*** Begin section ***

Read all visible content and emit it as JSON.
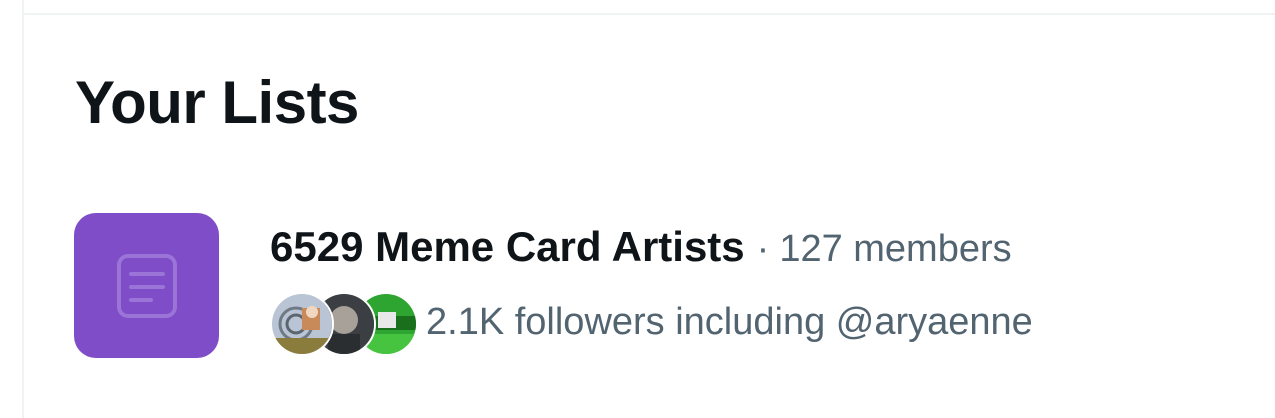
{
  "page": {
    "heading": "Your Lists"
  },
  "list": {
    "name": "6529 Meme Card Artists",
    "separator": "·",
    "members": "127 members",
    "followers_text": "2.1K followers including @aryaenne",
    "thumb_color": "#7e4dc7",
    "thumb_icon": "list-icon",
    "avatars": [
      "follower-avatar-1",
      "follower-avatar-2",
      "follower-avatar-3"
    ]
  },
  "colors": {
    "text_primary": "#0f1419",
    "text_secondary": "#536471",
    "divider": "#eff3f4"
  }
}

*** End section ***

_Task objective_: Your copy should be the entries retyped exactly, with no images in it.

_Solved problem_:
Read all visible content and emit it as JSON.
{
  "page": {
    "heading": "Your Lists"
  },
  "list": {
    "name": "6529 Meme Card Artists",
    "separator": "·",
    "members": "127 members",
    "followers_text": "2.1K followers including @aryaenne",
    "thumb_color": "#7e4dc7",
    "thumb_icon": "list-icon",
    "avatars": [
      "follower-avatar-1",
      "follower-avatar-2",
      "follower-avatar-3"
    ]
  },
  "colors": {
    "text_primary": "#0f1419",
    "text_secondary": "#536471",
    "divider": "#eff3f4"
  }
}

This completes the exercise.